The New York Times
Rocket Attack In Iraq Kills A U.S. Military Contractor
Some saw the barrage of rockets aimed at an airport in the northern city of Erbil as a test of the new administration in Washington.
By Sangar Khaleel and Jane Arraf
ERBIL, Iraq — A rocket attack on the airport in the northern Iraqi city of Erbil on Monday killed a civilian contractor with the American-led military coalition and wounded six others, including a U.S. service member, according to a coalition spokesman.
Several other rockets landed in residential areas of the city, the capital of the Kurdistan Region of Iraq, including one close to the Chinese Consulate.

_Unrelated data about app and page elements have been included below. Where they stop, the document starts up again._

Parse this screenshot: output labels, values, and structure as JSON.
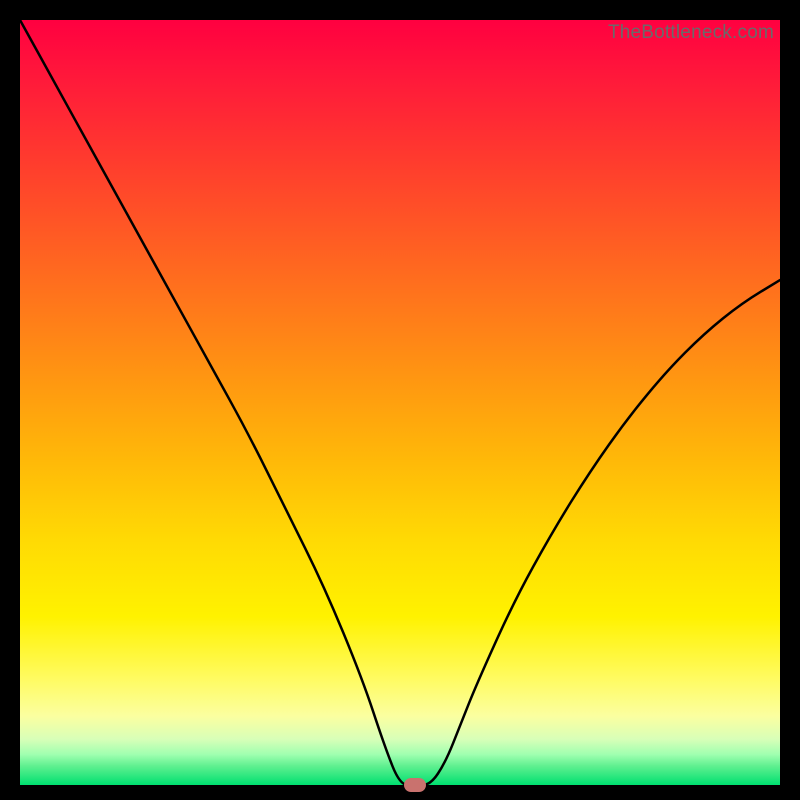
{
  "watermark": "TheBottleneck.com",
  "chart_data": {
    "type": "line",
    "title": "",
    "xlabel": "",
    "ylabel": "",
    "xlim": [
      0,
      100
    ],
    "ylim": [
      0,
      100
    ],
    "series": [
      {
        "name": "curve",
        "x": [
          0,
          5,
          10,
          15,
          20,
          25,
          30,
          35,
          40,
          45,
          48,
          50,
          52,
          54,
          56,
          58,
          60,
          65,
          70,
          75,
          80,
          85,
          90,
          95,
          100
        ],
        "values": [
          100,
          91,
          82,
          73,
          64,
          55,
          46,
          36,
          26,
          14,
          5,
          0,
          0,
          0,
          3,
          8,
          13,
          24,
          33,
          41,
          48,
          54,
          59,
          63,
          66
        ]
      }
    ],
    "marker": {
      "x": 52,
      "y": 0,
      "color": "#c9726e"
    },
    "gradient_stops": [
      {
        "offset": 0,
        "color": "#ff0040"
      },
      {
        "offset": 50,
        "color": "#ffba08"
      },
      {
        "offset": 80,
        "color": "#fff200"
      },
      {
        "offset": 100,
        "color": "#00e070"
      }
    ]
  }
}
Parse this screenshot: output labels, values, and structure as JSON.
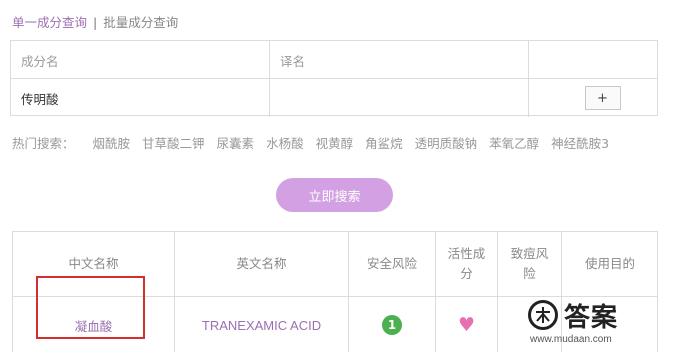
{
  "tabs": {
    "single": "单一成分查询",
    "separator": "|",
    "batch": "批量成分查询"
  },
  "form": {
    "ingredient_placeholder": "成分名",
    "translation_placeholder": "译名",
    "ingredient_value": "传明酸",
    "add_label": "+"
  },
  "hot_search": {
    "label": "热门搜索：",
    "items": [
      "烟酰胺",
      "甘草酸二钾",
      "尿囊素",
      "水杨酸",
      "视黄醇",
      "角鲨烷",
      "透明质酸钠",
      "苯氧乙醇",
      "神经酰胺3"
    ]
  },
  "search_button": "立即搜索",
  "results": {
    "headers": [
      "中文名称",
      "英文名称",
      "安全风险",
      "活性成\n分",
      "致痘风\n险",
      "使用目的"
    ],
    "row": {
      "cn_name": "凝血酸",
      "en_name": "TRANEXAMIC ACID",
      "risk": "1",
      "active_icon": "heart-icon"
    }
  },
  "watermark": {
    "logo_text": "答案",
    "url": "www.mudaan.com"
  },
  "colors": {
    "accent": "#9b6fb0",
    "button": "#d3a1e3",
    "risk_green": "#4caf50",
    "heart": "#e86fb0",
    "highlight": "#d32f2f"
  }
}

The attack, rare in the normally peaceful Kurdish city, raised tensions already heightened by threats of Iran-backed militias on American targets in Iraq. It was not clear who carried it out, but previous attacks have been attributed to militias funded and directed by Iran.
Iran has made clear that it intends to retaliate further for the American drone strike in Baghdad in January 2020 that killed a top Iranian general, Qassim Suleimani, and a senior Iraqi security official. Days after that strike, the Iranian government launched missile attacks against U.S. forces at the Ain al Assad air base in Iraq’s Anbar Province, wounding more than 100 troops.
On Monday, minutes after the rocket attack on Erbil, the Kurdish regional government called on residents to stay indoors and the international airport canceled departing and arriving flights.
The United States military has drawn down the number of its troops in Iraq to under 2,500 and has pulled out of several bases there over the past two years. It says Iraq no longer needs the help it did in the past to fight the Islamic State, though American officials have acknowledged that militia attacks also factored into the decision to move troops to bases more easily defended.
The military side of Erbil’s airport is one of three remaining bases with a significant number of U.S. troops. It was not clear whether anti-rocket defense systems installed at the base were activated by Monday’s attack.